• _Material for this exercise_
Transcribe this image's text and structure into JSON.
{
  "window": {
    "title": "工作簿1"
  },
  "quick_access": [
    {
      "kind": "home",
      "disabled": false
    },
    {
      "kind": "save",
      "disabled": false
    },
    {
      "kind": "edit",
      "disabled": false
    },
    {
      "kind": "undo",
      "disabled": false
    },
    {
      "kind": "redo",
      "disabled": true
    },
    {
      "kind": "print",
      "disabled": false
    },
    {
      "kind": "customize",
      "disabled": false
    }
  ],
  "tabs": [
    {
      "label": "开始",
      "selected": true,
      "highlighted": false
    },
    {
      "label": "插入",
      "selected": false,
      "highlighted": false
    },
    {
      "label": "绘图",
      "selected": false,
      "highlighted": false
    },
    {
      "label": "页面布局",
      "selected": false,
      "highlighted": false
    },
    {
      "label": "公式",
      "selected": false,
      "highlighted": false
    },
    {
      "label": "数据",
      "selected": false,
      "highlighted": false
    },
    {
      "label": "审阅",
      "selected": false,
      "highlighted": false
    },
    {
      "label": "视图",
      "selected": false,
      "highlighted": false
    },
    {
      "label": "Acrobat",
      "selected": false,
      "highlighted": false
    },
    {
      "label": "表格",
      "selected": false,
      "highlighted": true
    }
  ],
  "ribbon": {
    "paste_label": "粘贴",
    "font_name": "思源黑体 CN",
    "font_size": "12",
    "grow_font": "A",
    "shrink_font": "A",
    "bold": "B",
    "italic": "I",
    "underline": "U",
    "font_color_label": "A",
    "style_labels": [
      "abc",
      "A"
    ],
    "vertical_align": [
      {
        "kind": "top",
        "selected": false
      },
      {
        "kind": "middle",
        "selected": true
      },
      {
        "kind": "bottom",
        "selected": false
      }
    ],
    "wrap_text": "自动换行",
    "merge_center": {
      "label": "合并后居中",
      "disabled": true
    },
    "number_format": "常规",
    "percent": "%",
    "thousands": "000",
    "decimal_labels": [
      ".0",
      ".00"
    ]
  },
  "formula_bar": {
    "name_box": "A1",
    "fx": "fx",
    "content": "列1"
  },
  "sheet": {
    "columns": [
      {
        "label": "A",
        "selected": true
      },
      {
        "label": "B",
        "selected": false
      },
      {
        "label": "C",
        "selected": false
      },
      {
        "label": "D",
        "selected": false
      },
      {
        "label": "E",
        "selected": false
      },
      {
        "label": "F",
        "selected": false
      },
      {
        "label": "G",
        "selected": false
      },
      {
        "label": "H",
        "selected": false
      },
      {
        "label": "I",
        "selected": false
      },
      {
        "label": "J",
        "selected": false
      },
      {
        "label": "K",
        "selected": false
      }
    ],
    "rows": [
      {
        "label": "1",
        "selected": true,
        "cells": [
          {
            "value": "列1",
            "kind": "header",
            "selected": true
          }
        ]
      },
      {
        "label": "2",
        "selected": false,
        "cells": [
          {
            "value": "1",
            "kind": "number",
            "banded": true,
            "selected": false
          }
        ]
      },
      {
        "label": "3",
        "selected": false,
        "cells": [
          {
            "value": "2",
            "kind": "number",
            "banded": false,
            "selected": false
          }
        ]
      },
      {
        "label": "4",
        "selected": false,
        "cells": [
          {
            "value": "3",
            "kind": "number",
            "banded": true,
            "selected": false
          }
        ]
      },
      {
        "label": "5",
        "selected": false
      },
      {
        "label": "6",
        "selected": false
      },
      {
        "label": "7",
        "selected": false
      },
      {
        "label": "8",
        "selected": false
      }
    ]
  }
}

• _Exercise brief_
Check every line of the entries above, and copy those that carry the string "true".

• _Your response_
      "disabled": true
      "selected": true,
      "highlighted": true
        "selected": true
      "disabled": true
        "selected": true
        "selected": true,
            "selected": true
            "banded": true,
            "banded": true,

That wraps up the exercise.